* EXERCISE PROMPT: Among the following entries, say how many lines contain the word "tooltip"; the answer is a number and nothing else.

[Data excerpts]

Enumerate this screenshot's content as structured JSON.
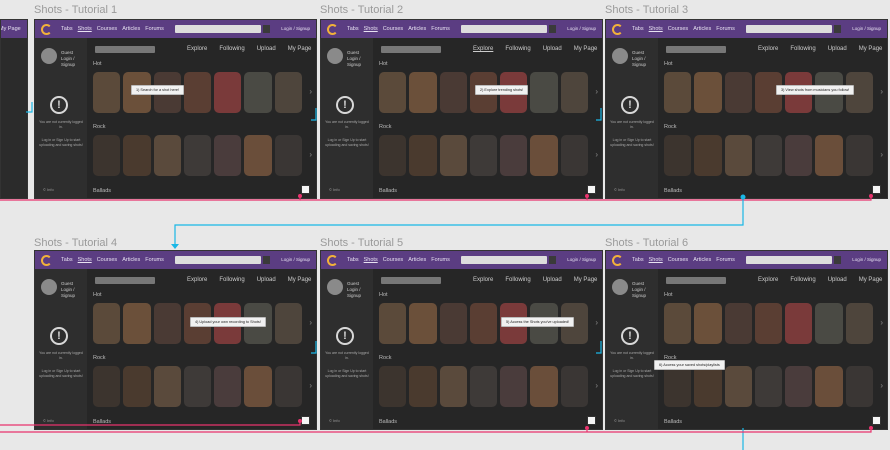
{
  "frames": [
    {
      "title": "Shots - Tutorial 1",
      "tooltip": "1) Search for a shot here!"
    },
    {
      "title": "Shots - Tutorial 2",
      "tooltip": "2) Explore trending shots!"
    },
    {
      "title": "Shots - Tutorial 3",
      "tooltip": "3) View shots from musicians you follow!"
    },
    {
      "title": "Shots - Tutorial 4",
      "tooltip": "4) Upload your own recording to Shots!"
    },
    {
      "title": "Shots - Tutorial 5",
      "tooltip": "5) Access the Shots you've uploaded!"
    },
    {
      "title": "Shots - Tutorial 6",
      "tooltip": "6) Access your saved shots/playlists"
    }
  ],
  "nav": {
    "items": [
      "Tabs",
      "Shots",
      "Courses",
      "Articles",
      "Forums"
    ],
    "user": "Login / Signup"
  },
  "tabs": [
    "Explore",
    "Following",
    "Upload",
    "My Page"
  ],
  "sections": {
    "hot": "Hot",
    "rock": "Rock",
    "ballads": "Ballads"
  },
  "left_panel": {
    "guest": "Guest",
    "guest_sub": "Login / Signup",
    "login_msg": "You are not currently logged in.",
    "login_note": "Log in or Sign Up to start uploading and saving shots!",
    "bottom": "© Info"
  },
  "colors": {
    "accent": "#5b3d82",
    "logo": "#f2b23a",
    "link_pink": "#e8336d",
    "link_cyan": "#19b7e6",
    "canvas": "#e8e8e8"
  }
}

* WRITTEN ANSWER: 6